By March 1, 2013March 4th, 2019Uncategorized

A few days ago, I had the privilege of attending SCaLE 11X in Los Angeles. And for me, it truly was a privilege. It had been over 5 years since I had the joy of attending a true Open Source conference of any real size, and what I found at SCaLE really excited me.
I have a fuzzy recollection of the last few events I attended. Those last few were LinuxWorld Expo events — big, glitzy, commercial shindigs where the press announcements, swag, and booth babes seemed to capture the bulk of the attention. By the time the doors closed at LinuxWorld, it was getting hard to find anyone anywhere who did anything but sell something. That’s why my memory is so fuzzy; truth be told, there wasn’t much worth remembering from those last few shows.
But one show I do remember was the 1997 Atlanta Linux Showcase. A simple pipe-and-drape affair, the show consisted of about 500 geeks (about 490 of which were of the overweight white male variety) meeting on a weekend in Atlanta to discuss this neat new operating system called Linux. It featured such notables as Jon “Maddog” Hall, Eric Raymond, and a somewhat subdued young gent named Torvalds. The booths were nothing to remember. The swag was fairly minimal — mostly Linux CDs (which was cool enough at the time).
But, to me, the story was the attendees themselves. There was a light in their eyes. There was a fire in their bellies. All they could talk about was the code they were either hacking or using. Everyone wanted to make the world better, and there was no one — absolutely no one in the world — in a position to say, “No.” I left that show convinced that the sky was the limit for Linux. These folks had the passion to do something great, even if they didn’t have any corporate funding behind them.

It’s that little show from a decade and a half ago which came to mind when I attended SCaLE. SCaLE was also a pipe-and-drape affair held on a weekend. It was also filled with geeks, albeit with a lower percentage of overweight white male variety, but that’s progress. There wasn’t a ton of swag (although folks gobbled up our supply of “Be Zen, Use Xen” T-shirts at the booth). But there were signs of passion. That passion wasn’t quite as intense as in days gone by, but it was present none the less. It left my jaded, overly commercial LinuxWorld memories to gather dust in the deep recesses of my mind.
The crowds were definitely larger than in the old days. A SCaLE organizer said they had already cleared 2200 attendees by Saturday afternoon. That’s quite a sizable attendance for a small show. And certainly not bad for an entirely volunteer affair. Oh, yes, did I neglect to mention that this 11th incarnation of SCaLE was, once again, an all volunteer event?
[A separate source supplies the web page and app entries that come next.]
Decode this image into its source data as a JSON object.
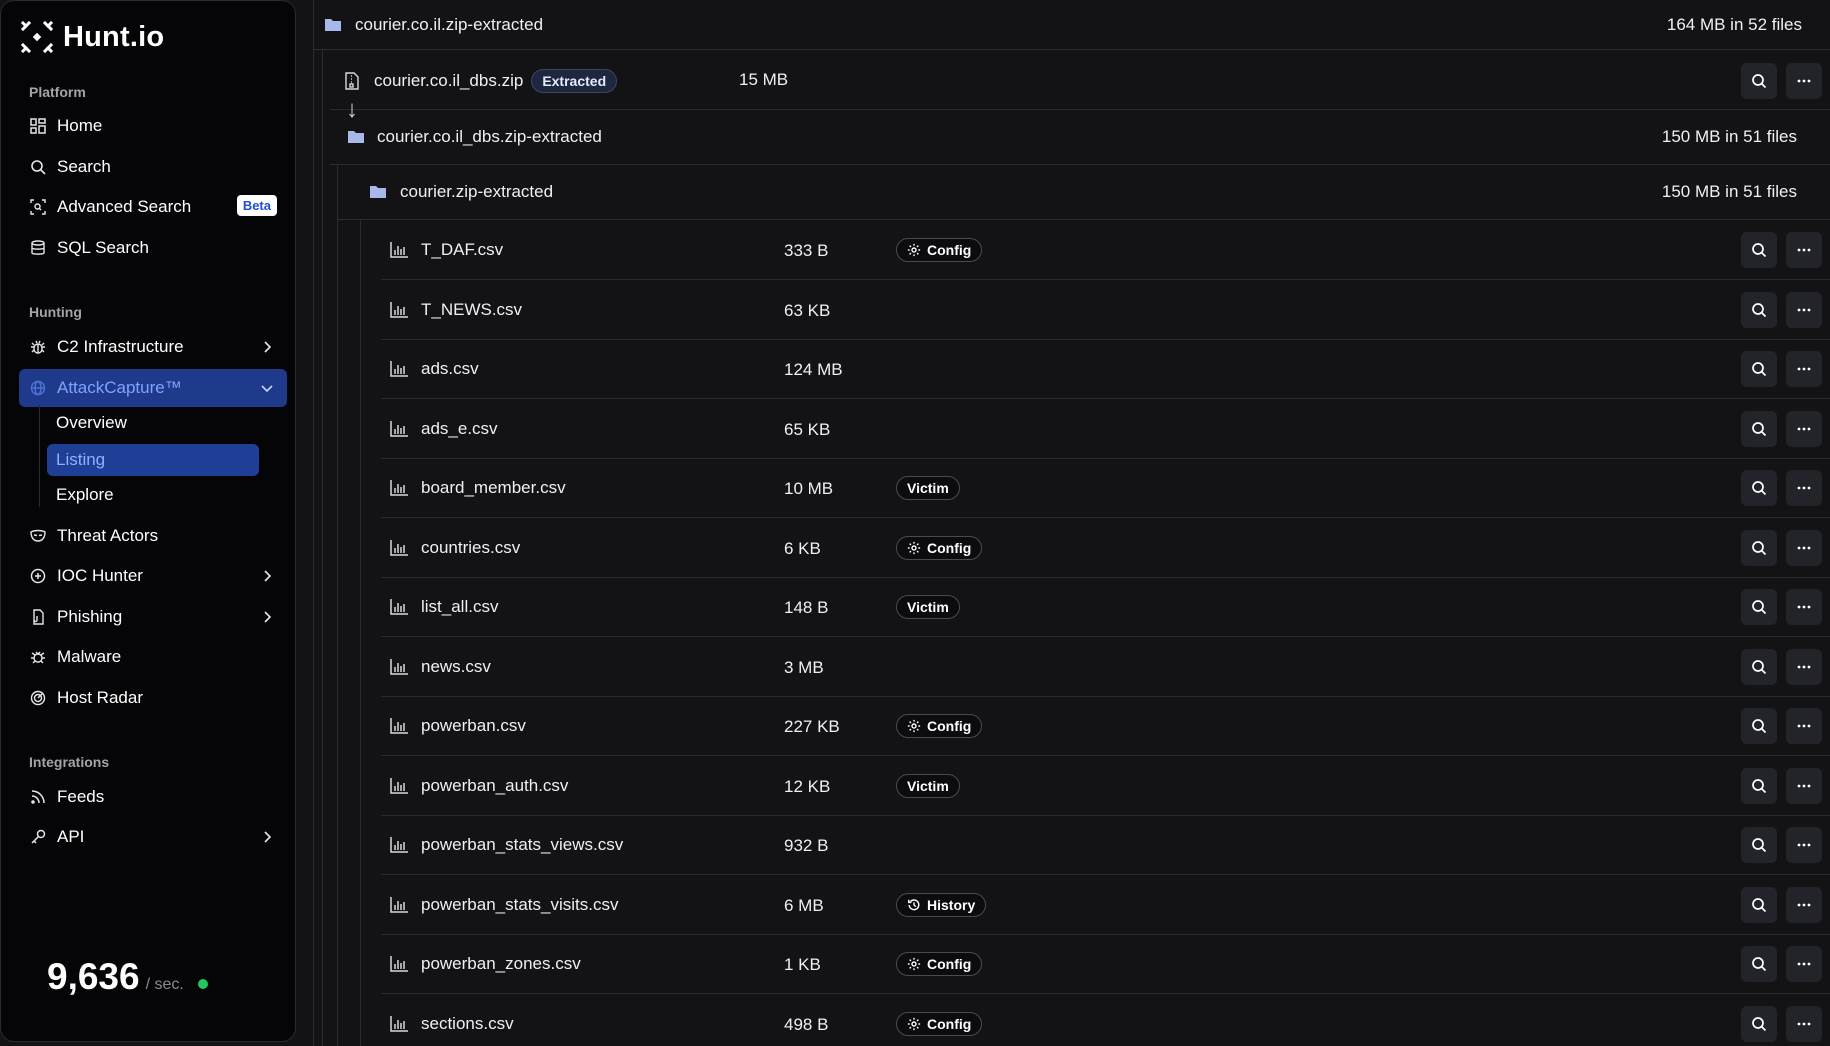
{
  "sidebar": {
    "brand": "Hunt.io",
    "sections": {
      "platform": "Platform",
      "hunting": "Hunting",
      "integrations": "Integrations"
    },
    "items": {
      "home": "Home",
      "search": "Search",
      "advanced_search": "Advanced Search",
      "beta": "Beta",
      "sql_search": "SQL Search",
      "c2": "C2 Infrastructure",
      "attackcapture": "AttackCapture™",
      "overview": "Overview",
      "listing": "Listing",
      "explore": "Explore",
      "threat_actors": "Threat Actors",
      "ioc_hunter": "IOC Hunter",
      "phishing": "Phishing",
      "malware": "Malware",
      "host_radar": "Host Radar",
      "feeds": "Feeds",
      "api": "API"
    },
    "counter": {
      "value": "9,636",
      "unit": "/ sec."
    },
    "colors": {
      "active_bg": "#1f3a8a",
      "status_dot": "#22c55e"
    }
  },
  "main": {
    "root_folder": {
      "name": "courier.co.il.zip-extracted",
      "summary": "164 MB in 52 files"
    },
    "zip_file": {
      "name": "courier.co.il_dbs.zip",
      "badge": "Extracted",
      "size": "15 MB"
    },
    "sub_folder": {
      "name": "courier.co.il_dbs.zip-extracted",
      "summary": "150 MB in 51 files"
    },
    "inner_folder": {
      "name": "courier.zip-extracted",
      "summary": "150 MB in 51 files"
    },
    "arrow": "↓",
    "files": [
      {
        "name": "T_DAF.csv",
        "size": "333 B",
        "tag": "Config",
        "tag_icon": "gear-icon"
      },
      {
        "name": "T_NEWS.csv",
        "size": "63 KB",
        "tag": "",
        "tag_icon": ""
      },
      {
        "name": "ads.csv",
        "size": "124 MB",
        "tag": "",
        "tag_icon": ""
      },
      {
        "name": "ads_e.csv",
        "size": "65 KB",
        "tag": "",
        "tag_icon": ""
      },
      {
        "name": "board_member.csv",
        "size": "10 MB",
        "tag": "Victim",
        "tag_icon": ""
      },
      {
        "name": "countries.csv",
        "size": "6 KB",
        "tag": "Config",
        "tag_icon": "gear-icon"
      },
      {
        "name": "list_all.csv",
        "size": "148 B",
        "tag": "Victim",
        "tag_icon": ""
      },
      {
        "name": "news.csv",
        "size": "3 MB",
        "tag": "",
        "tag_icon": ""
      },
      {
        "name": "powerban.csv",
        "size": "227 KB",
        "tag": "Config",
        "tag_icon": "gear-icon"
      },
      {
        "name": "powerban_auth.csv",
        "size": "12 KB",
        "tag": "Victim",
        "tag_icon": ""
      },
      {
        "name": "powerban_stats_views.csv",
        "size": "932 B",
        "tag": "",
        "tag_icon": ""
      },
      {
        "name": "powerban_stats_visits.csv",
        "size": "6 MB",
        "tag": "History",
        "tag_icon": "history-icon"
      },
      {
        "name": "powerban_zones.csv",
        "size": "1 KB",
        "tag": "Config",
        "tag_icon": "gear-icon"
      },
      {
        "name": "sections.csv",
        "size": "498 B",
        "tag": "Config",
        "tag_icon": "gear-icon"
      }
    ]
  }
}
No paid show staff, no high-powered PR people, no hoopla — just geeks being geeks. Ilan Rabinovitch and team deserve much credit for a wonderful show.
The show was not without its glitches. The savage winter weather in the midwest detained a few speakers, causing some last minute cancellations. For example, my colleague Joe Brockmeier could not get through the midwest snows in time to make his Friday morning talk about The Xen Cloud Platform. As a result, the talks in the Build A Cloud Day track had to be shifted around a bit. Thankfully, Joe did arrive in time for his Sunday talk, Taking the Open Cloud to 11 with CloudStack. But not even the commercial glitz of LinuxWorld would have been able to change the weather, so small inconveniences such as this are no blight on the record of this show.
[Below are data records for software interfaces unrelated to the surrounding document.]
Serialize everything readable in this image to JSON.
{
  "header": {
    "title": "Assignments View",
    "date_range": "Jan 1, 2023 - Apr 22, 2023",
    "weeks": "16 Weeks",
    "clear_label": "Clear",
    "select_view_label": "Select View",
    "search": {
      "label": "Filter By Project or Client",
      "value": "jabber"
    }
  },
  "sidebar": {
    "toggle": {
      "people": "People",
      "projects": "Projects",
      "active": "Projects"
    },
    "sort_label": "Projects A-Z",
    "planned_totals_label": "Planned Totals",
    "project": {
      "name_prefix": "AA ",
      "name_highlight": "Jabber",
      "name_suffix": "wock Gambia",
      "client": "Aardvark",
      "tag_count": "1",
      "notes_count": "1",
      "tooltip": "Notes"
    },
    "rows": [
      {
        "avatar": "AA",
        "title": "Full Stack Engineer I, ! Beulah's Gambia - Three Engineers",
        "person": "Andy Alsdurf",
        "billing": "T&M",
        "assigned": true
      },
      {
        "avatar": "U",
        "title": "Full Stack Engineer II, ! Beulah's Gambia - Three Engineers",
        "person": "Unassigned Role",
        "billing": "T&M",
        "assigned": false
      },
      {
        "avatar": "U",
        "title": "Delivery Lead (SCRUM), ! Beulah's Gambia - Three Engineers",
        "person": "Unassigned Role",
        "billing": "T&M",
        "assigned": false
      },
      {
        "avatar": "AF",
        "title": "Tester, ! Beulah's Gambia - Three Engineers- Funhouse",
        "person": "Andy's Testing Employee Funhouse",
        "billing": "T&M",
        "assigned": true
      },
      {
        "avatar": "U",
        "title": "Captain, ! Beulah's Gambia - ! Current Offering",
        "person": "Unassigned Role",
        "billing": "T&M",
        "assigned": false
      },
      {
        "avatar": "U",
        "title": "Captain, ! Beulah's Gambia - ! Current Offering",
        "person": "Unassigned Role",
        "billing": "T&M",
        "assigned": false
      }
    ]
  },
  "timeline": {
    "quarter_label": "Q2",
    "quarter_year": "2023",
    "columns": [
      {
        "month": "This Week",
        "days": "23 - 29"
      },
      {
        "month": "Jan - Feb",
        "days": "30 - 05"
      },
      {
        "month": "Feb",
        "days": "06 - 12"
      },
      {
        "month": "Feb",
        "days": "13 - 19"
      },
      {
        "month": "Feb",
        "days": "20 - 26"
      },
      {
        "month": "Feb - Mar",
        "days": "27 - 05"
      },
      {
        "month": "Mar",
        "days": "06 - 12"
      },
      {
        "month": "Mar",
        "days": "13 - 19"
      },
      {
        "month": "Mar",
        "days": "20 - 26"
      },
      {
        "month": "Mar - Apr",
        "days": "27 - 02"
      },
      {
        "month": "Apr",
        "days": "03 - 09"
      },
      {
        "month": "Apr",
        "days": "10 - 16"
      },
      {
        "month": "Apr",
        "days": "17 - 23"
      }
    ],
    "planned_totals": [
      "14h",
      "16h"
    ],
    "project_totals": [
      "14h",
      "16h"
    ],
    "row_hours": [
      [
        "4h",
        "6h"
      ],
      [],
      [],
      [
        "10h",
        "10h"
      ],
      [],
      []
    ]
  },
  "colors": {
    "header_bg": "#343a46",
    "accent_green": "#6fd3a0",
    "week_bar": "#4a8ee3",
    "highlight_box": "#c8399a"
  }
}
We met a lot of interesting people at the Xen booth. In fact, the size of the crowd on Saturday was so great that my Xen coworker Lars Kurth almost lost his voice from hours of continuous talking. Thankfully, he recovered his voice in time to deliver his talk at 4:30 PM Sunday, entitled Virtualization with Xen and XCP. Despite the late hour and the distraction of an impending little party called the “Academy Awards,” about 5 dozen hearty souls decided to attend.

I was a bit surprised not to find more people I knew from the earlier days of Open Source. I did come across Don Marti, who though he has chosen to conceal himself with a very ambitious beard, is always recognizable. But the number of enthusiastic faces I saw at this very large little show proved that Open Source will have staying power for many years to come. And that is truly refreshing.